My name is Amy and I am a world class procrastinator. No, really, I will do anything to get out of what I am supposed to be doing: one of the best examples of this happened today when I cleaned my bedroom with an unrivalled enthusiasm instead of writing a blog post like I had promised myself I would.
I don’t know if I’ve always been a procrastinator. As a young kid around primary school age, I would always do my homework as soon as I got it, not because I liked homework but because I understood that if I got it out of the way first I could go on to do something fun. As I grew older, I became the polar opposite: I would do anything but the thing that needed doing, I would even do things I didn’t particularly enjoy doing to get out of doing the other thing, and now at almost 27 years old I am a veteran procrastinator.
In addition to my fastidious approach to procrastination I have anxiety and a serious fear of failure, all of which adds up to a very contradictory, constantly anxious, and stressed individual.
I have tried many approaches over the years to combat this hilarious combination of traits but so far I have not succeeded in kicking the habit. Procrastination remains one of my dearest and most familiar friends, even if he isn’t particularly friendly, helpful or good at all really.
Let’s use this blog as an example shall we? I spent all of April planning the launch in May, I had plans to have 30 posts ready to be scheduled and posted on their allotted days, but by the time April 30th rolled around, I had maybe 15 posts done, 5 of which I hated and haven’t even bothered posting. I had been so enthusiastic about this blog that I researched blogging platforms, social media strategies, and how to build the perfect Facebook page, and in the end all of that was procrastination.
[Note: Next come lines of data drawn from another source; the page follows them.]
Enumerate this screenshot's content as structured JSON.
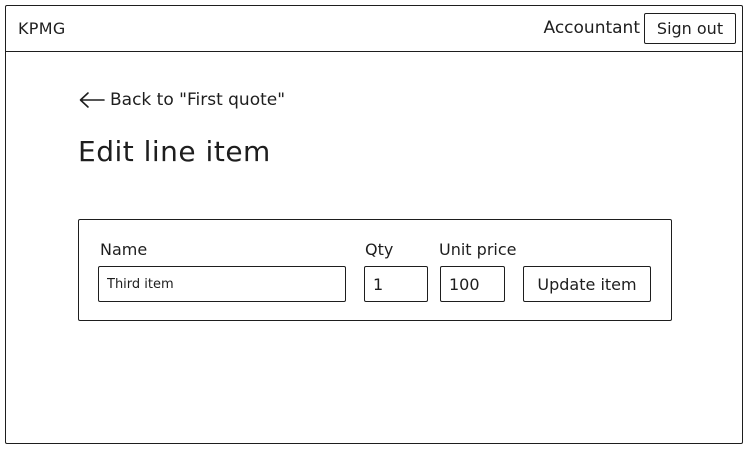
{
  "header": {
    "brand": "KPMG",
    "user_name": "Accountant",
    "sign_out_label": "Sign out"
  },
  "nav": {
    "back_label": "Back to \"First quote\"",
    "back_icon": "arrow-left-icon"
  },
  "page": {
    "title": "Edit line item"
  },
  "form": {
    "name_label": "Name",
    "name_value": "Third item",
    "qty_label": "Qty",
    "qty_value": "1",
    "unit_price_label": "Unit price",
    "unit_price_value": "100",
    "submit_label": "Update item"
  }
}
Granted, in this case it was useful procrastination and all very necessary work to make a blog happen but if I had had more posts written that I had loved and could be proud of, I probably wouldn’t have a moment of “Oh fuck, this is all too much” causing me to re-evaluate whether I can feasibly do 5 posts a week.
Even as I write that paragraph I began procrastinating by suddenly “remembering” I needed to update my twitter and find more blogs to follow on twitter. At least this time I can tell you why I procrastinated: in talking about how I procrastinate, I have to admit that I have faults and frankly no one wants to do that, but it’s important to admit that I am a procrastinator.
In examining my behaviour I actually think it’s highly likely I have ADD, because in between writing the past two paragraphs, I have checked both twitter and Facebook twice and changed the song on iTunes about 5 times. That in isolation could just be procrastination but it’s pretty much how I live my life, flitting from one thing to another. Nevertheless, I should hold myself accountable for the fact I have let my procrastination slide into the total inability to achieve set goals in a timely manner.
When it comes to setting goals, I can be very ambitious and I start off strong, doing all of the things I need to do in order to achieve and sometimes even surpass them, but slowly I find myself realising that I can’t possibly maintain the momentum I have set for myself and therefore I will inevitably fail, so instead of re-evaluating my goals, I do something else instead and literally think to myself “I’ll do that later,” I have done this so often that I don’t even realise I am doing it anymore. My standard operating procedure is to write a deadline down in my bullet journal, look at it everyday and think “I should really do that” and then not do it until the night before the deadline. That sums up the entirety of my university life too, for all but the first 2 weeks of freshman year.
I can’t help but feel I should be keeping a tally of how many times I have checked twitter, Facebook and my phone while I’m writing this, because it is getting a little ridiculous.
I have always been a master of setting goals, I have just never been particularly skilled at achieving those goals. As I said before, it could be that I over-estimate my abilities or the amount of work required to achieve a goal and therefore am setting myself up to fail before I even begin. Goals should be SMART:
- S- Specific
- M- Measurable
- A- Achievable
- R- Realistic
- T- Time based/Trackable
And quite often, in hindsight I can look at goals I have set and laugh at how entirely unmanageable they are and how they were never going to be something I found myself achieving.
So, dear readers, all of this is to say: My name is Amy and I am a procrastinator, but I will not let it stop me from succeeding and I will do something about it… tomorrow.
No, seriously, starting tomorrow I am going to have a daily schedule, and I am going to blog about it and hold myself accountable to the schedule, myself and you. You can all leave comments if it looks like I’m slacking off.
Let’s all band together and fight procrastination.